San Francisco residents’ opinions on the future fate of the Shipyard are much clearer. In 2000, residents overwhelming approved Proposition P, which formally requested that the Navy clean up the Shipyard in a “manner that is fully protective of public health and the environment and does not rely on … barriers to protect future occupants and the public from exposure to pollution left by the Navy.”
While the Navy is obligated to consider the so called “presumptive remedy” of capping the landfill and containing these wastes as part of the Superfund site process, residents are rightfully concerned that the Navy not “walk away” from its obligations to return the Shipyard and Parcel E-2 in particular to an uncontaminated state.
Many community residents would like to see the pace of the remediation efforts quicken and the property returned to a pristine condition. But the sad reality is that these efforts are dependent on federal, EPA and Navy budgets and that the Navy’s estimates of the costs of capping this landfill are far cheaper than the complete excavation and removal of its contents.
It is hoped that the Navy and regulators overseeing this process will give higher priority to the long term health of San Franciscans and the environment over budgets and political expediencies and push for excavation and removal of contaminated soil in Parcel E-2. Only then can we be certain that the “Pandora’s box” of radiological wastes, PCBs and toxic heavy metals in Parcel E-2 will forever be removed as a possible source of harm to future residents and the surrounding ecosystem.
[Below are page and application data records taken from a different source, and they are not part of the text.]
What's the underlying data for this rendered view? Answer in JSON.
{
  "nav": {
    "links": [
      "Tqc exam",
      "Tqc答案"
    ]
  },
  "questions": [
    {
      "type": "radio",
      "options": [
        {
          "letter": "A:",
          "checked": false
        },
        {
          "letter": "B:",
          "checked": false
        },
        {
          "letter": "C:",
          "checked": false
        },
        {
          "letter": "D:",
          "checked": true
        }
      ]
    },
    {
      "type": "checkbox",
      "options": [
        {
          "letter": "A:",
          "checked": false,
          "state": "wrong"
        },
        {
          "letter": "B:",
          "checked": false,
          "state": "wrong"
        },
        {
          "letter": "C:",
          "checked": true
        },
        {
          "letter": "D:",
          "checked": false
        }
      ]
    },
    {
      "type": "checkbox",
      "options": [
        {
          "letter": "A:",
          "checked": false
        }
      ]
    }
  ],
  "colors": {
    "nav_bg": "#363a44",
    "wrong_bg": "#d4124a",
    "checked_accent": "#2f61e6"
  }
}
Pete Palmer, Ph.D., is associate chair of the Department of Chemistry and Biochemistry at San Francisco State University and the technical advisor to the Community First Coalition, a grassroots environmental justice organization in Bayview Hunters Point. Dr. Palmer is best known for analyzing the air samples brought back from the Soviet space station Mir before any Americans were allowed on board. He also analyzed air samples in Hunters Point in 1998. Contact him at firstname.lastname@example.org. This document has been partly supported through the use of EPA Technical Assistance Grant funds. Its contents do not necessarily reflect the policies, actions or positions of the EPA. Neither the Community First Coalition nor the author speak for or represent the EPA.